At large financial institutions, this margin is often small or even negative. This is because larger Canadian banks often have a higher administrative cost of issuing the GIC and access to low-cost sources of money like chequing accounts. Smaller financial institutions often do not have as much access to low-cost money and are thus willing to offer a higher margin to attract more GIC investors.
Car loan rates have a wide distribution. Technically a car loan is a secured loan, but it is more difficult to possess a car than to possess financial assets or to possess real estate. Thus from a lender's perspective, they are the least secure of secured loans. Yet you might see very low rates for some new cars when a car company engages in providing financing to facilitate the sale of its products.

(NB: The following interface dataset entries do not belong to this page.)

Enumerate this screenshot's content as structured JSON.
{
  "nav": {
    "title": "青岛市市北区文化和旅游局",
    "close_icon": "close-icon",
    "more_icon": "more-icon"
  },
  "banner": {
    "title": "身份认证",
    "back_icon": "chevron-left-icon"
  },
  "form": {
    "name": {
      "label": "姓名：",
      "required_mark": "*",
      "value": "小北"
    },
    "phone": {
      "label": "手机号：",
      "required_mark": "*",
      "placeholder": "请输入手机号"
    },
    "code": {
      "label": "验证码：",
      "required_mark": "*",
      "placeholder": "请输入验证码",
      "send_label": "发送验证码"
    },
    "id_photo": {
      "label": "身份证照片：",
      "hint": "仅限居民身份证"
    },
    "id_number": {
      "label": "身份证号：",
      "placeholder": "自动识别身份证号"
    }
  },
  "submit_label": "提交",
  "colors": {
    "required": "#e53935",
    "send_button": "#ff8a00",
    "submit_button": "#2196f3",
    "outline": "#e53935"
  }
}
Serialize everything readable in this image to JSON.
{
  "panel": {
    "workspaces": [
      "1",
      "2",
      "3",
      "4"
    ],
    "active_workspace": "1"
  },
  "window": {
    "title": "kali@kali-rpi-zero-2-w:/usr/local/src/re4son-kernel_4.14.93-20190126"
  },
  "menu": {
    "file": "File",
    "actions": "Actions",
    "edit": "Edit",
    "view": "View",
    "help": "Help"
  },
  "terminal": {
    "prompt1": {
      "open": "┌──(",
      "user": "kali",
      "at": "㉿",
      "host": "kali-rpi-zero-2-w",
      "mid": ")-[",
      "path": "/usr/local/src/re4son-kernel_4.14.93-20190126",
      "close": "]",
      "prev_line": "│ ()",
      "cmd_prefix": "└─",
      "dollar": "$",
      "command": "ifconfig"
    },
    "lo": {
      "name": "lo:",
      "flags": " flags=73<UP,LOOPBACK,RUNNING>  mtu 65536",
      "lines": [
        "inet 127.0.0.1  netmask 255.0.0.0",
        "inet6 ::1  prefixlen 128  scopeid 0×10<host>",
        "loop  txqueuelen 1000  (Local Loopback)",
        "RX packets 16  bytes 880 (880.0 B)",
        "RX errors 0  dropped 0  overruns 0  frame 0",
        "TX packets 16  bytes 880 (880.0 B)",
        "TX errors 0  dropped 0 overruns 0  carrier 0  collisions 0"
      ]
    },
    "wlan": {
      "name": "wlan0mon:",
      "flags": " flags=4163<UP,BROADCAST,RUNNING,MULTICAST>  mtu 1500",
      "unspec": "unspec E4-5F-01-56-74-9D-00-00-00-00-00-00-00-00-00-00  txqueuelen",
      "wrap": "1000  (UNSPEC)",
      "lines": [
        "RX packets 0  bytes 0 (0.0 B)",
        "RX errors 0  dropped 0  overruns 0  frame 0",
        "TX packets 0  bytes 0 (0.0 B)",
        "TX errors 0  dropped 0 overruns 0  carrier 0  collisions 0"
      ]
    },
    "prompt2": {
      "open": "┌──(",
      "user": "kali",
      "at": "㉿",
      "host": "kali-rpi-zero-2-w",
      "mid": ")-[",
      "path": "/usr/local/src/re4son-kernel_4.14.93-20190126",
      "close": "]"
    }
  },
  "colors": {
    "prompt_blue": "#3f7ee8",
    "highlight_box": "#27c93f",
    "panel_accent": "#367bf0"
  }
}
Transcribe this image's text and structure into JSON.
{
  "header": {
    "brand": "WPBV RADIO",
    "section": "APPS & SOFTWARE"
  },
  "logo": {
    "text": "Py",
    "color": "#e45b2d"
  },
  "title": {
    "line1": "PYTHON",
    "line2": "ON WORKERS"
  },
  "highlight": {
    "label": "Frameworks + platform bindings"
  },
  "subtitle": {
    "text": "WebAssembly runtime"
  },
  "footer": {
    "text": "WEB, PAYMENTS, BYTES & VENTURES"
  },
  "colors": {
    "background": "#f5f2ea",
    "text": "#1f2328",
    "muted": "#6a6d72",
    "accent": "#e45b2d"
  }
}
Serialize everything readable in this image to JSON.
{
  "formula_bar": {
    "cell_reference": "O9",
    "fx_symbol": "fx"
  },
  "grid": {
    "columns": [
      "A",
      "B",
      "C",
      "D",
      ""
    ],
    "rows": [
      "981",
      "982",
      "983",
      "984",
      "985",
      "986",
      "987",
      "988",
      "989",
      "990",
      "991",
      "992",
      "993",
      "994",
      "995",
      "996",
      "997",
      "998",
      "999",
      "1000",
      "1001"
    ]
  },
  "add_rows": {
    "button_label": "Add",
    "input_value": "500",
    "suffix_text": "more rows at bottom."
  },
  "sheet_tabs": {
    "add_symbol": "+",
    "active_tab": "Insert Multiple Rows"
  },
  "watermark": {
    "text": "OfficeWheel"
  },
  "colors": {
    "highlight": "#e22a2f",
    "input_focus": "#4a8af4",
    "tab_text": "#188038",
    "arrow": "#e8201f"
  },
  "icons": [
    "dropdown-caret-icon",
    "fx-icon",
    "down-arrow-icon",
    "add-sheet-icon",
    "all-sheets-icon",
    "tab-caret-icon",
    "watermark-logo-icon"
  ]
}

3-4 Mortgage Interest Rates
A secured loan with real estate as its collateral is called a mortgage. In terms of volume, mortgages are the largest lending product offered by Canadian financial institutions. When taking out a mortgage, a borrower has to make an important decision. Do they want to pay interest based on the short end of the yield curve or based on some point in the middle of the yield curve?
Savings Accounts are a great option for keeping your emergency savings. Savings accounts in Canadian financial institutions are safe as they are insured by crown corporations like CDIC or its provincial counterparts. The most important factor determining the interest rate on savings accounts is a financial institution’s desire and need to attract your deposit. Some institutions have branded a savings account as High Interest Savings Account in order to attract more rate-sensitive customers.
3-6 Line of Credit Rate
Lines of credit in Canada almost always have a variable interest rate. In other words, their interest rate is prime rate + delta, where delta is fixed in the line of credit contract, but the prime rate can be changed by the financial institution at any time. Prime rates often change based on changes in the Bank of Canada policy rate.